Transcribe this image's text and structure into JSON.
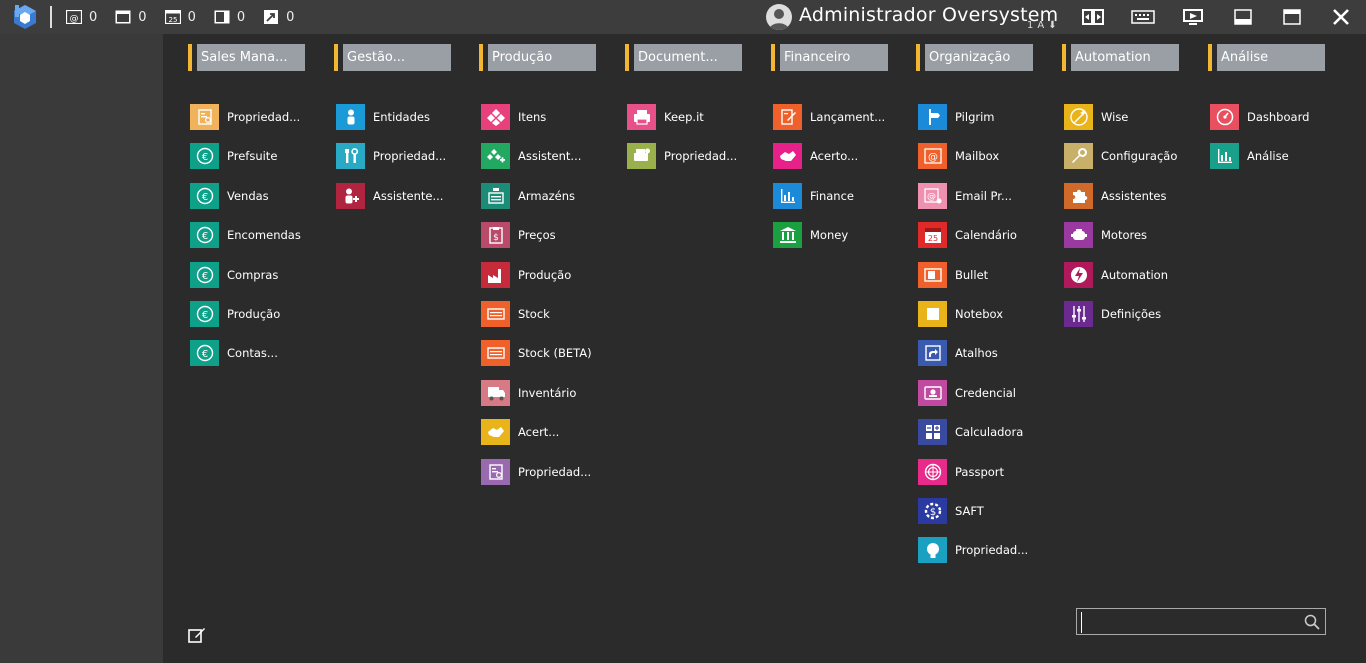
{
  "topbar": {
    "counters": [
      {
        "icon": "at-icon",
        "value": "0"
      },
      {
        "icon": "window-icon",
        "value": "0"
      },
      {
        "icon": "calendar-icon",
        "value": "0"
      },
      {
        "icon": "panel-icon",
        "value": "0"
      },
      {
        "icon": "arrow-icon",
        "value": "0"
      }
    ],
    "user_name": "Administrador Oversystem",
    "user_sub": "1A"
  },
  "columns": [
    {
      "header": "Sales Mana...",
      "items": [
        {
          "label": "Propriedad...",
          "color": "#f0b25b",
          "icon": "properties-icon"
        },
        {
          "label": "Prefsuite",
          "color": "#0fa08a",
          "icon": "euro-icon"
        },
        {
          "label": "Vendas",
          "color": "#0fa08a",
          "icon": "euro-icon"
        },
        {
          "label": "Encomendas",
          "color": "#0fa08a",
          "icon": "euro-icon"
        },
        {
          "label": "Compras",
          "color": "#0fa08a",
          "icon": "euro-icon"
        },
        {
          "label": "Produção",
          "color": "#0fa08a",
          "icon": "euro-icon"
        },
        {
          "label": "Contas...",
          "color": "#0fa08a",
          "icon": "euro-icon"
        }
      ]
    },
    {
      "header": "Gestão...",
      "items": [
        {
          "label": "Entidades",
          "color": "#1b9ad8",
          "icon": "person-icon"
        },
        {
          "label": "Propriedad...",
          "color": "#2aa9c4",
          "icon": "tools-icon"
        },
        {
          "label": "Assistente...",
          "color": "#b0243f",
          "icon": "person-add-icon"
        }
      ]
    },
    {
      "header": "Produção",
      "items": [
        {
          "label": "Itens",
          "color": "#e8407a",
          "icon": "items-icon"
        },
        {
          "label": "Assistent...",
          "color": "#22a860",
          "icon": "items-add-icon"
        },
        {
          "label": "Armazéns",
          "color": "#1a8c78",
          "icon": "warehouse-icon"
        },
        {
          "label": "Preços",
          "color": "#b84a6a",
          "icon": "price-icon"
        },
        {
          "label": "Produção",
          "color": "#c52b3a",
          "icon": "factory-icon"
        },
        {
          "label": "Stock",
          "color": "#f0602a",
          "icon": "stock-icon"
        },
        {
          "label": "Stock (BETA)",
          "color": "#f0602a",
          "icon": "stock-icon"
        },
        {
          "label": "Inventário",
          "color": "#d87a86",
          "icon": "truck-icon"
        },
        {
          "label": "Acert...",
          "color": "#e8b41a",
          "icon": "handshake-icon"
        },
        {
          "label": "Propriedad...",
          "color": "#9a6ab0",
          "icon": "properties-icon"
        }
      ]
    },
    {
      "header": "Document...",
      "items": [
        {
          "label": "Keep.it",
          "color": "#e8508a",
          "icon": "printer-icon"
        },
        {
          "label": "Propriedad...",
          "color": "#9ab04a",
          "icon": "printer-settings-icon"
        }
      ]
    },
    {
      "header": "Financeiro",
      "items": [
        {
          "label": "Lançament...",
          "color": "#f0602a",
          "icon": "document-edit-icon"
        },
        {
          "label": "Acerto...",
          "color": "#e8208a",
          "icon": "handshake-icon"
        },
        {
          "label": "Finance",
          "color": "#1b8ad8",
          "icon": "bar-chart-icon"
        },
        {
          "label": "Money",
          "color": "#1aa040",
          "icon": "bank-icon"
        }
      ]
    },
    {
      "header": "Organização",
      "items": [
        {
          "label": "Pilgrim",
          "color": "#1b8ad8",
          "icon": "signpost-icon"
        },
        {
          "label": "Mailbox",
          "color": "#f0602a",
          "icon": "at-icon"
        },
        {
          "label": "Email Pr...",
          "color": "#f090b0",
          "icon": "email-settings-icon"
        },
        {
          "label": "Calendário",
          "color": "#e02a2a",
          "icon": "calendar-icon"
        },
        {
          "label": "Bullet",
          "color": "#f0602a",
          "icon": "bullet-icon"
        },
        {
          "label": "Notebox",
          "color": "#e8b41a",
          "icon": "note-icon"
        },
        {
          "label": "Atalhos",
          "color": "#3a5ab0",
          "icon": "shortcut-icon"
        },
        {
          "label": "Credencial",
          "color": "#c04aa0",
          "icon": "credential-icon"
        },
        {
          "label": "Calculadora",
          "color": "#3a4aa0",
          "icon": "calculator-icon"
        },
        {
          "label": "Passport",
          "color": "#e82a8a",
          "icon": "passport-icon"
        },
        {
          "label": "SAFT",
          "color": "#2a3aa0",
          "icon": "saft-icon"
        },
        {
          "label": "Propriedad...",
          "color": "#1aa0c0",
          "icon": "bulb-icon"
        }
      ]
    },
    {
      "header": "Automation",
      "items": [
        {
          "label": "Wise",
          "color": "#e8b41a",
          "icon": "wand-icon"
        },
        {
          "label": "Configuração",
          "color": "#c8b06a",
          "icon": "wrench-icon"
        },
        {
          "label": "Assistentes",
          "color": "#d06a2a",
          "icon": "puzzle-icon"
        },
        {
          "label": "Motores",
          "color": "#9a3aa0",
          "icon": "engine-icon"
        },
        {
          "label": "Automation",
          "color": "#b01a5a",
          "icon": "lightning-icon"
        },
        {
          "label": "Definições",
          "color": "#6a2a90",
          "icon": "sliders-icon"
        }
      ]
    },
    {
      "header": "Análise",
      "items": [
        {
          "label": "Dashboard",
          "color": "#e85060",
          "icon": "gauge-icon"
        },
        {
          "label": "Análise",
          "color": "#1aa08a",
          "icon": "bar-chart-icon"
        }
      ]
    }
  ],
  "search": {
    "placeholder": "",
    "value": ""
  }
}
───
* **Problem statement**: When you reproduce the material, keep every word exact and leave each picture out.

* **Answer for this exercise**:
Transcribe this image's text and structure into JSON.
{
  "topbar": {
    "counters": [
      {
        "icon": "at-icon",
        "value": "0"
      },
      {
        "icon": "window-icon",
        "value": "0"
      },
      {
        "icon": "calendar-icon",
        "value": "0"
      },
      {
        "icon": "panel-icon",
        "value": "0"
      },
      {
        "icon": "arrow-icon",
        "value": "0"
      }
    ],
    "user_name": "Administrador Oversystem",
    "user_sub": "1A"
  },
  "columns": [
    {
      "header": "Sales Mana...",
      "items": [
        {
          "label": "Propriedad...",
          "color": "#f0b25b",
          "icon": "properties-icon"
        },
        {
          "label": "Prefsuite",
          "color": "#0fa08a",
          "icon": "euro-icon"
        },
        {
          "label": "Vendas",
          "color": "#0fa08a",
          "icon": "euro-icon"
        },
        {
          "label": "Encomendas",
          "color": "#0fa08a",
          "icon": "euro-icon"
        },
        {
          "label": "Compras",
          "color": "#0fa08a",
          "icon": "euro-icon"
        },
        {
          "label": "Produção",
          "color": "#0fa08a",
          "icon": "euro-icon"
        },
        {
          "label": "Contas...",
          "color": "#0fa08a",
          "icon": "euro-icon"
        }
      ]
    },
    {
      "header": "Gestão...",
      "items": [
        {
          "label": "Entidades",
          "color": "#1b9ad8",
          "icon": "person-icon"
        },
        {
          "label": "Propriedad...",
          "color": "#2aa9c4",
          "icon": "tools-icon"
        },
        {
          "label": "Assistente...",
          "color": "#b0243f",
          "icon": "person-add-icon"
        }
      ]
    },
    {
      "header": "Produção",
      "items": [
        {
          "label": "Itens",
          "color": "#e8407a",
          "icon": "items-icon"
        },
        {
          "label": "Assistent...",
          "color": "#22a860",
          "icon": "items-add-icon"
        },
        {
          "label": "Armazéns",
          "color": "#1a8c78",
          "icon": "warehouse-icon"
        },
        {
          "label": "Preços",
          "color": "#b84a6a",
          "icon": "price-icon"
        },
        {
          "label": "Produção",
          "color": "#c52b3a",
          "icon": "factory-icon"
        },
        {
          "label": "Stock",
          "color": "#f0602a",
          "icon": "stock-icon"
        },
        {
          "label": "Stock (BETA)",
          "color": "#f0602a",
          "icon": "stock-icon"
        },
        {
          "label": "Inventário",
          "color": "#d87a86",
          "icon": "truck-icon"
        },
        {
          "label": "Acert...",
          "color": "#e8b41a",
          "icon": "handshake-icon"
        },
        {
          "label": "Propriedad...",
          "color": "#9a6ab0",
          "icon": "properties-icon"
        }
      ]
    },
    {
      "header": "Document...",
      "items": [
        {
          "label": "Keep.it",
          "color": "#e8508a",
          "icon": "printer-icon"
        },
        {
          "label": "Propriedad...",
          "color": "#9ab04a",
          "icon": "printer-settings-icon"
        }
      ]
    },
    {
      "header": "Financeiro",
      "items": [
        {
          "label": "Lançament...",
          "color": "#f0602a",
          "icon": "document-edit-icon"
        },
        {
          "label": "Acerto...",
          "color": "#e8208a",
          "icon": "handshake-icon"
        },
        {
          "label": "Finance",
          "color": "#1b8ad8",
          "icon": "bar-chart-icon"
        },
        {
          "label": "Money",
          "color": "#1aa040",
          "icon": "bank-icon"
        }
      ]
    },
    {
      "header": "Organização",
      "items": [
        {
          "label": "Pilgrim",
          "color": "#1b8ad8",
          "icon": "signpost-icon"
        },
        {
          "label": "Mailbox",
          "color": "#f0602a",
          "icon": "at-icon"
        },
        {
          "label": "Email Pr...",
          "color": "#f090b0",
          "icon": "email-settings-icon"
        },
        {
          "label": "Calendário",
          "color": "#e02a2a",
          "icon": "calendar-icon"
        },
        {
          "label": "Bullet",
          "color": "#f0602a",
          "icon": "bullet-icon"
        },
        {
          "label": "Notebox",
          "color": "#e8b41a",
          "icon": "note-icon"
        },
        {
          "label": "Atalhos",
          "color": "#3a5ab0",
          "icon": "shortcut-icon"
        },
        {
          "label": "Credencial",
          "color": "#c04aa0",
          "icon": "credential-icon"
        },
        {
          "label": "Calculadora",
          "color": "#3a4aa0",
          "icon": "calculator-icon"
        },
        {
          "label": "Passport",
          "color": "#e82a8a",
          "icon": "passport-icon"
        },
        {
          "label": "SAFT",
          "color": "#2a3aa0",
          "icon": "saft-icon"
        },
        {
          "label": "Propriedad...",
          "color": "#1aa0c0",
          "icon": "bulb-icon"
        }
      ]
    },
    {
      "header": "Automation",
      "items": [
        {
          "label": "Wise",
          "color": "#e8b41a",
          "icon": "wand-icon"
        },
        {
          "label": "Configuração",
          "color": "#c8b06a",
          "icon": "wrench-icon"
        },
        {
          "label": "Assistentes",
          "color": "#d06a2a",
          "icon": "puzzle-icon"
        },
        {
          "label": "Motores",
          "color": "#9a3aa0",
          "icon": "engine-icon"
        },
        {
          "label": "Automation",
          "color": "#b01a5a",
          "icon": "lightning-icon"
        },
        {
          "label": "Definições",
          "color": "#6a2a90",
          "icon": "sliders-icon"
        }
      ]
    },
    {
      "header": "Análise",
      "items": [
        {
          "label": "Dashboard",
          "color": "#e85060",
          "icon": "gauge-icon"
        },
        {
          "label": "Análise",
          "color": "#1aa08a",
          "icon": "bar-chart-icon"
        }
      ]
    }
  ],
  "search": {
    "placeholder": "",
    "value": ""
  }
}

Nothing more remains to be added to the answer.